__What is needed__: State how many lines in the entries below contain "Suppliers". Write nothing but the number.

--------------------------------------------------

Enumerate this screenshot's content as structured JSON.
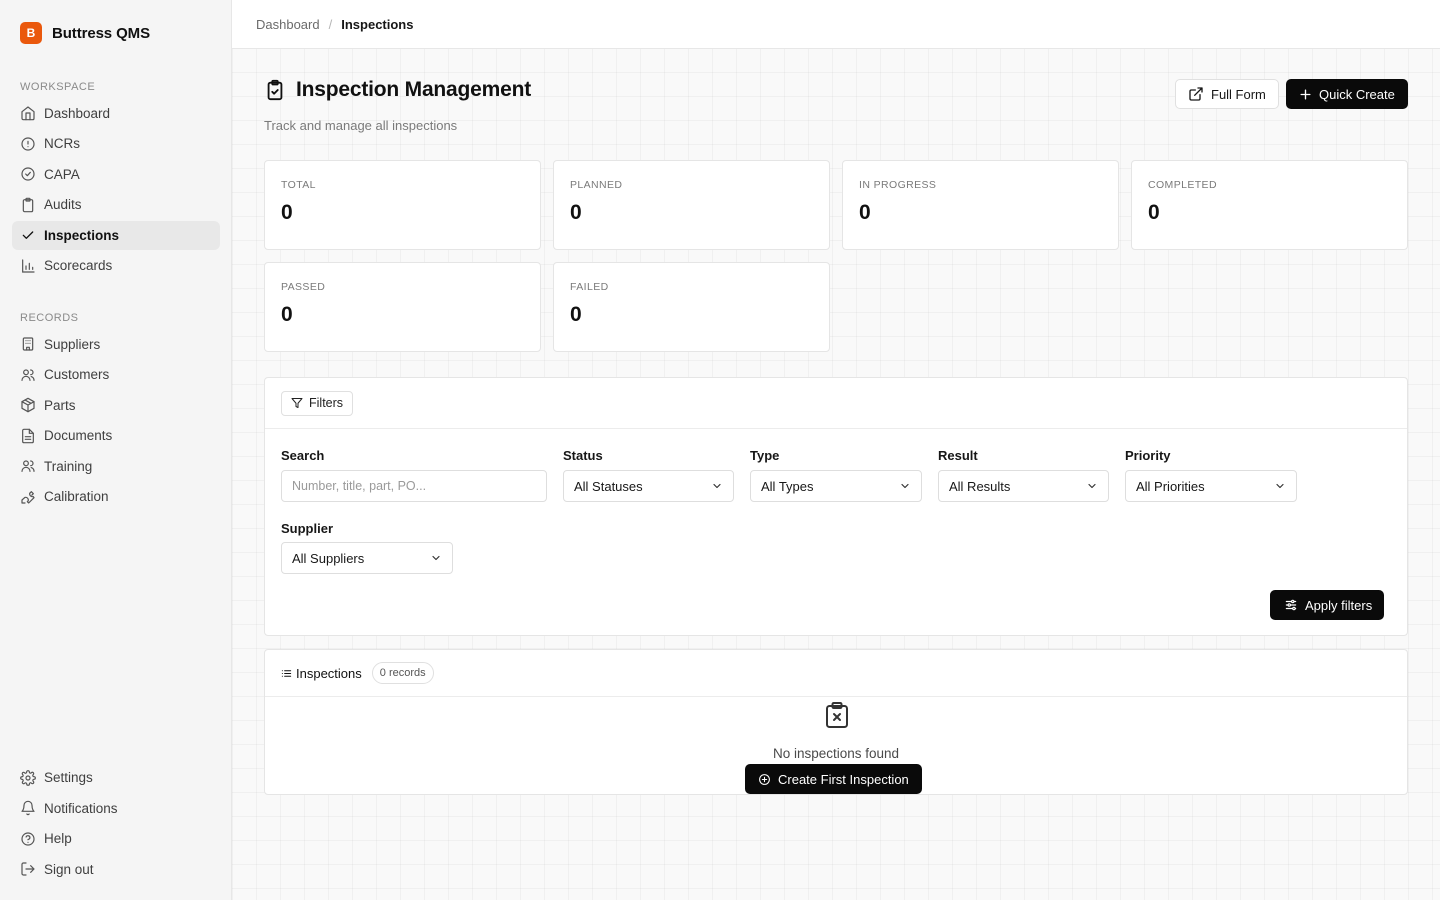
{
  "app": {
    "name": "Buttress QMS",
    "logo_letter": "B",
    "brand_color": "#ea580c"
  },
  "sidebar": {
    "workspace_label": "WORKSPACE",
    "workspace_items": [
      {
        "label": "Dashboard",
        "icon": "home-icon"
      },
      {
        "label": "NCRs",
        "icon": "alert-circle-icon"
      },
      {
        "label": "CAPA",
        "icon": "check-circle-icon"
      },
      {
        "label": "Audits",
        "icon": "clipboard-icon"
      },
      {
        "label": "Inspections",
        "icon": "check-icon",
        "active": true
      },
      {
        "label": "Scorecards",
        "icon": "bar-chart-icon"
      }
    ],
    "records_label": "RECORDS",
    "records_items": [
      {
        "label": "Suppliers",
        "icon": "building-icon"
      },
      {
        "label": "Customers",
        "icon": "users-icon"
      },
      {
        "label": "Parts",
        "icon": "package-icon"
      },
      {
        "label": "Documents",
        "icon": "file-text-icon"
      },
      {
        "label": "Training",
        "icon": "users-icon"
      },
      {
        "label": "Calibration",
        "icon": "wrench-icon"
      }
    ],
    "footer_items": [
      {
        "label": "Settings",
        "icon": "gear-icon"
      },
      {
        "label": "Notifications",
        "icon": "bell-icon"
      },
      {
        "label": "Help",
        "icon": "help-circle-icon"
      },
      {
        "label": "Sign out",
        "icon": "log-out-icon"
      }
    ]
  },
  "breadcrumb": {
    "parent": "Dashboard",
    "separator": "/",
    "current": "Inspections"
  },
  "header": {
    "title": "Inspection Management",
    "subtitle": "Track and manage all inspections",
    "full_form_label": "Full Form",
    "quick_create_label": "Quick Create"
  },
  "stats": [
    {
      "label": "TOTAL",
      "value": "0"
    },
    {
      "label": "PLANNED",
      "value": "0"
    },
    {
      "label": "IN PROGRESS",
      "value": "0"
    },
    {
      "label": "COMPLETED",
      "value": "0"
    },
    {
      "label": "PASSED",
      "value": "0"
    },
    {
      "label": "FAILED",
      "value": "0"
    }
  ],
  "filters": {
    "button_label": "Filters",
    "search_label": "Search",
    "search_placeholder": "Number, title, part, PO...",
    "search_value": "",
    "status_label": "Status",
    "status_value": "All Statuses",
    "type_label": "Type",
    "type_value": "All Types",
    "result_label": "Result",
    "result_value": "All Results",
    "priority_label": "Priority",
    "priority_value": "All Priorities",
    "supplier_label": "Supplier",
    "supplier_value": "All Suppliers",
    "apply_label": "Apply filters"
  },
  "table": {
    "title": "Inspections",
    "records_badge": "0 records",
    "empty_text": "No inspections found",
    "create_label": "Create First Inspection"
  }
}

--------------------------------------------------

__Solution__: 2